This summer we focused on building a *sugarcane canopy* model and investigating into the direct sunlight photosynthesis effect.

The first task is how to extract features from a 3D image of one canopy. The data format is triangular mesh, which means the leaves and stems are divided into little triangles. This gives us a clue that we may use neighborhood relationship to define the structure of the canopy.

Firstly, it is easy to find the height of the canopy. We just need to find the points with largest z-coordinate and smallest z-coordinate then the difference is the height. So the main task is to extract leaf length, leaf width and leaf curvature.

To obtain features of a leaf, we need to divide a plant into different leaves and analyze each leaf. Since the plant is represented by a triangular mesh, we can interpret it into a graph. That is, we find unique vertices and construct the adjacency matrix. For example, if there are 10,000 unique points, our adjacency matrix will be a 10,000×10,000 one and if 10, 100, 1000 form a triangle, then the (10, 100), (100, 10), (10, 1000), (1000, 10), (100, 1000), (1000, 100) elements in matrix will be marked as 1.

We can use connected components algorithm, say, Bellman-Ford algorithm to split the graph into isolated components. In our sample data, it is more direct to do this because each leaf is not really “attached” to the stem which means stem is isolated from leaves. If the data is from reconstruction of real world data, we need to clean the data first, for example, we can calculate the number of neighbors for each vertex and delete some vertices with few neighbors. In this way some attached points will be separated. In the following figure 1, we have marked different components by different colors.

Since we have got one leaf from previous step, we can start to analyze it. The algorithm we use is Minimum Spanning Tree Algorithm.

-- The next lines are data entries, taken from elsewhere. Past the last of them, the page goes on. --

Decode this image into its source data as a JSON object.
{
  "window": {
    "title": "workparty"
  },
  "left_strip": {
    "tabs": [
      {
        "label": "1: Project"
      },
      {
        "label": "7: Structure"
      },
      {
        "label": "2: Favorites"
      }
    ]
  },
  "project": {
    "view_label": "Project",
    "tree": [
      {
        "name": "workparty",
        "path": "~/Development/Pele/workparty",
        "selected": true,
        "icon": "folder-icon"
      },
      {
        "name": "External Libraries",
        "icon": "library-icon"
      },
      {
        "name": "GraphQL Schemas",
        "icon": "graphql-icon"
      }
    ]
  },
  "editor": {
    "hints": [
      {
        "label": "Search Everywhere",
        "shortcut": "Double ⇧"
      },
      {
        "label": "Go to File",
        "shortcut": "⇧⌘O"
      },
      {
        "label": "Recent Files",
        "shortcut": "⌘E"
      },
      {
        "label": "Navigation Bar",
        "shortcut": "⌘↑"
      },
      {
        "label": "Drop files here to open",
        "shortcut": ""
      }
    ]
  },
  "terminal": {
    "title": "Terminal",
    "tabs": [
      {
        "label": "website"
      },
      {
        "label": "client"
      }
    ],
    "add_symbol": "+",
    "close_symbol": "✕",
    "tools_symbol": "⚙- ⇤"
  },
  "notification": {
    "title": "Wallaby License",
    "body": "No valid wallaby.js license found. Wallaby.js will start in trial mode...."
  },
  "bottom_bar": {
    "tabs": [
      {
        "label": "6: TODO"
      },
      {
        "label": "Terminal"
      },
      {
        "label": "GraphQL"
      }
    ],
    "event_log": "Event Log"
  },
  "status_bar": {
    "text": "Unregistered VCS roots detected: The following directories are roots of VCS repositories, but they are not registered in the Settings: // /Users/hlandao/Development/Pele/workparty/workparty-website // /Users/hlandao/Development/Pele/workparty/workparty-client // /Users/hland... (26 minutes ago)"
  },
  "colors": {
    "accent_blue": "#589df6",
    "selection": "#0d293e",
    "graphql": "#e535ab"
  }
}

In our problem we choose “weight” as the Euclidean distance between different points. After applying minimum spanning tree algorithm some of the unimportant connections are ignored and result is in figure 2:

Left: Figure 1; Right: Figure 2.

It is clear in figure 2 that the path which connect 2 red points can be used to estimate leaf length. So we used shortest path algorithm to find the path and calculate the path length. The 2 red points are defined as the pair with longest Euclidean distance. Leaf width can also be calculated from this minimum spanning tree. My algorithm is checking all points on the shortest path which connects the 2 red points, find 2 closest neighbors and leaf width at that point is defined as the sum of distance from the 2 neighbors. Finally, we choose the largest width as the width for whole leaf. Once we have the Euclidean distance of the 2 red points and the length of path connecting them, we can easily find the leaf curvature.

The second task in the summer project is to discuss the photosynthesis effect. We only considered the effect of direct sunlight. Our goal is to find the relationship between sunlit area ratio and height. The canopy model we used is still the triangular mesh model we have mentioned above.

In this part we focus on all vertices and introduce randomness into our algorithm. The basic principle for the algorithm is very simple: first we group all triangles’ vertices according to their heights. Second step is randomly choosing some points in one layer (that is, one group) to check if those points are shaded by higher level points or not. For example, if there are 1000 points in that group in total and we choose 200 of them. After calculation there are 100 points being shaded, then we assume there are 500 points being shaded in the original group. Using this simple sampling method, we can improve the efficiency of our algorithm by a lot.

Following are the results for direct sunlit ratios. In figure 3, x-axis is the height and y-axis is the ratio of shaded area. We tried several sunlight angles and got different results.

Figures 3 and 4 show the results. In figure 3, the azimuth angles for 3 pictures are 30, 60 and 90 degrees. Black lines are elevation=30 results, blue lines are for elevation=60 and red lines are for elevation=90. In figure 4, elevation angles for 3 pictures are 30, 60 and 90 degrees. Magneta lines are azimuth=0 results while black lines are azimuth=30 results, blue lines are for azimuth=60 and red lines are for azimuth =90.